Suspended Philadelphia Court of Common Pleas Judge Angeles Roca and suspended Philadelphia Municipal Court Judge Dawn Segal have both been removed from office for ethics violations.

In separate sanctions rulings issued Dec. 16, the Court of Judicial Discipline removed both judges from the bench and barred them from holding public office in the future.

Both judges have already appealed the sanctions rulings to the state Supreme Court.

The decisions came after Roca and Segal were found earlier this year to have violated the state constitution and the Code of Judicial Conduct by engaging in ex parte contact with former Municipal Court Judge Joseph C. Waters Jr., who was later charged criminally and sentenced to 24 months in prison for fixing cases of political donors.

In both Dec. 16 opinions, CJD President Judge Jack A. Panella found that Roca and Segal willfully participated in the ex parte contact with Waters and discussed influencing the outcome of cases.

Both opinions also concluded by saying that “when it comes to corrupt acts and the derogation of a fair and just judicial process, a judge must have ‘the willingness to stand up for what was right and buck a corrupt tide.’”

The CJD determined in July that Segal had violated four judicial canons and three articles of the state constitution, including prohibitions against engaging in ex parte communications, allowing others to believe they could influence her, failing to report the communications, failing to disqualify herself, and interfering with the normal operations of the court.

The charges focused on allegations that Waters contacted Segal four times, and asked for special consideration in the cases of Houdini Lock & Safe v. Donegal Investment Property Management Services, Commonwealth v. Khoury and City of Philadelphia v. Rexach, a tax enforcement case against Roca’s son, Ian Rexach.

During her disciplinary trial in January, Segal testified that she had felt very politically threatened when Waters began making the requests, and his calls did not influence her decisions in the cases.

The court, however, determined that her conduct was “so extreme that it brought disrepute upon the judicial office itself.”

“Each of the parties in Houdini, Rexach and Khoury, for whom Waters requested special consideration, did in fact receive a favorable outcome,” CJD Judge David Shrager said in a July opinion. “The opposing parties and their attorneys in each of the three cases knew nothing about the prohibited ex parte communications between Waters and respondent Segal, and therefore they were deprived of an opportunity to challenge her ability to be impartial and request that respondent Segal recuse herself from their cases.”

In the CJD’s Dec. 16 sanctions ruling, Panella again rejected Segal’s claim that Waters was completely to blame.

“We find nothing in the record which even remotely suggests that respondent’s misconduct was anything but fully voluntary and done to protect her own political welfare,” Panella said.

The CJD said in an October opinion that Roca’s actions brought her office into disrepute, prejudiced the proper administration of justice and failed to promote confidence in the integrity and impartiality of the judiciary.

Roca, who has been suspended without pay since January, contacted Waters in 2012, seeking to enlist his aid in having the tax enforcement complaint issued against her son dismissed, according to the CJD’s October opinion.

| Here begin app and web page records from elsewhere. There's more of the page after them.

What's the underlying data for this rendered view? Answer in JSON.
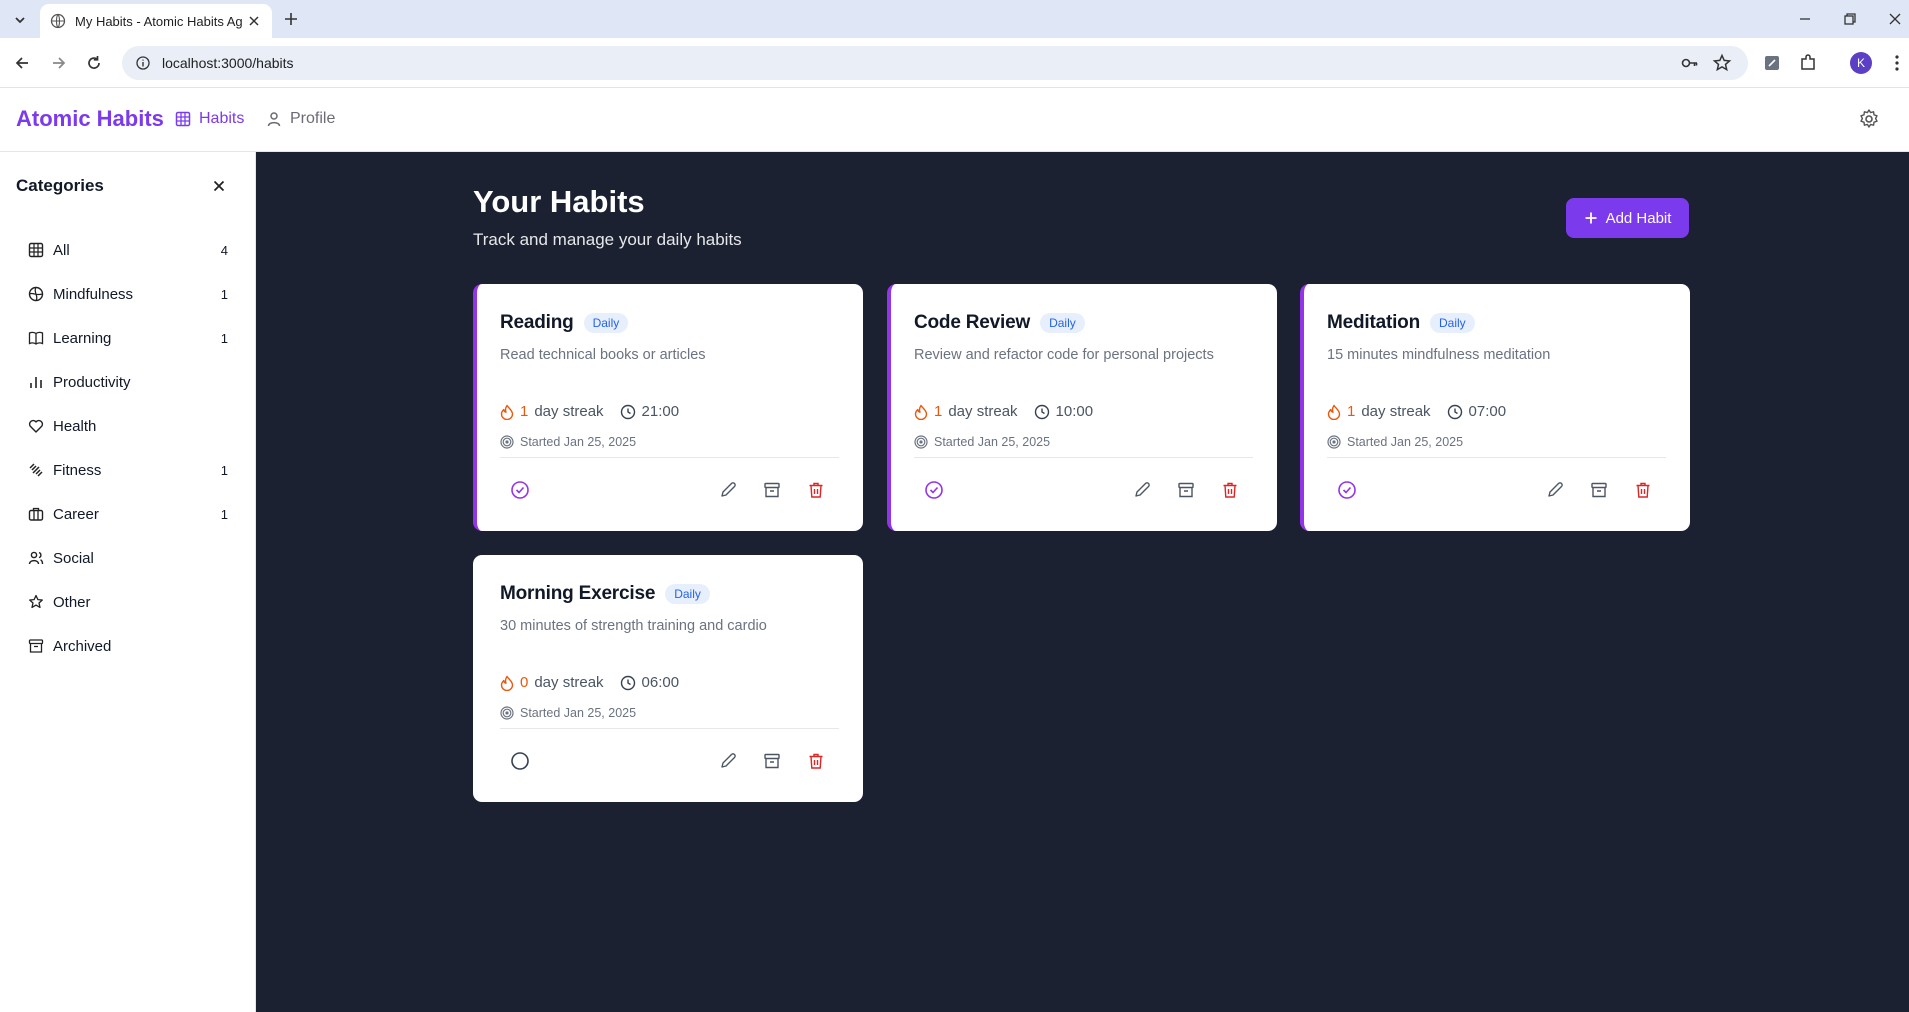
{
  "browser": {
    "tab_title": "My Habits - Atomic Habits Agent",
    "url": "localhost:3000/habits",
    "profile_initial": "K"
  },
  "header": {
    "brand": "Atomic Habits",
    "nav": [
      {
        "label": "Habits",
        "icon": "grid-icon",
        "active": true
      },
      {
        "label": "Profile",
        "icon": "user-icon",
        "active": false
      }
    ]
  },
  "sidebar": {
    "title": "Categories",
    "items": [
      {
        "label": "All",
        "count": "4",
        "icon": "grid-icon"
      },
      {
        "label": "Mindfulness",
        "count": "1",
        "icon": "globe-icon"
      },
      {
        "label": "Learning",
        "count": "1",
        "icon": "book-icon"
      },
      {
        "label": "Productivity",
        "count": "",
        "icon": "bar-chart-icon"
      },
      {
        "label": "Health",
        "count": "",
        "icon": "heart-icon"
      },
      {
        "label": "Fitness",
        "count": "1",
        "icon": "dumbbell-icon"
      },
      {
        "label": "Career",
        "count": "1",
        "icon": "briefcase-icon"
      },
      {
        "label": "Social",
        "count": "",
        "icon": "users-icon"
      },
      {
        "label": "Other",
        "count": "",
        "icon": "star-icon"
      },
      {
        "label": "Archived",
        "count": "",
        "icon": "archive-icon"
      }
    ]
  },
  "main": {
    "title": "Your Habits",
    "subtitle": "Track and manage your daily habits",
    "add_label": "Add Habit"
  },
  "habits": [
    {
      "name": "Reading",
      "frequency": "Daily",
      "description": "Read technical books or articles",
      "streak": "1",
      "streak_label": "day streak",
      "time": "21:00",
      "started": "Started Jan 25, 2025",
      "completed": true
    },
    {
      "name": "Code Review",
      "frequency": "Daily",
      "description": "Review and refactor code for personal projects",
      "streak": "1",
      "streak_label": "day streak",
      "time": "10:00",
      "started": "Started Jan 25, 2025",
      "completed": true
    },
    {
      "name": "Meditation",
      "frequency": "Daily",
      "description": "15 minutes mindfulness meditation",
      "streak": "1",
      "streak_label": "day streak",
      "time": "07:00",
      "started": "Started Jan 25, 2025",
      "completed": true
    },
    {
      "name": "Morning Exercise",
      "frequency": "Daily",
      "description": "30 minutes of strength training and cardio",
      "streak": "0",
      "streak_label": "day streak",
      "time": "06:00",
      "started": "Started Jan 25, 2025",
      "completed": false
    }
  ],
  "colors": {
    "accent": "#7c3aed",
    "background": "#1b2130",
    "streak": "#ea580c",
    "danger": "#dc2626",
    "badge_text": "#2563eb"
  }
}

She asked Waters to intervene in the matter by contacting Segal, which he did. Segal later told Waters that she “took care of it,” and the case was ultimately withdrawn by another judge without prejudice.

Roca, Waters and Segal were unknowingly being recorded by the FBI during their phone calls.

Roca was charged by the Judicial Conduct Board in a six-count complaint last December, and a trial was held Sept. 8 in Philadelphia.

“It cannot be reasonably disputed that Judge Roca, at first, only requested advice from former Judge Waters, but then the conversation clearly fell into an agreement to obtain ex parte contacts with the judge handling her son’s case,” Panella said in the Dec. 16 sanctions ruling. “However, rather than refuse to participate in this scheme, she fully complied and willfully participated in the scheme.”

Segal’s attorney, Stuart L. Haimowitz of Philadelphia, said in an emailed statement that the sanction against his client was “excessive” because she was never found to have committed any criminal acts or sought improper favors.

“Judge Segal expected to be sanctioned for what she did,” the statement said. “We hoped and expected the Court of Judicial Discipline to have considered Judge Segal’s actual conduct and its own precedent when it imposed its sanction. Instead, it appears it took a ‘get rid of them all’ approach.”

Roca’s attorney, Samuel C. Stretton of West Chester, said he was “very upset” with the CJD’s decision to remove his client from the bench because he felt the court ignored prior cases in which similar conduct resulted in a suspension.

“I gave them about 20 cases, all on point, and they never even referenced one of them,” Stretton said.

Robert A. Graci, the JCB’s chief counsel, declined to comment beyond the CJD’s opinions.

Zack Needles can be contacted at ­215-557-2373 or zneedles@alm.com. Follow him on Twitter @ZackNeedlesTLI.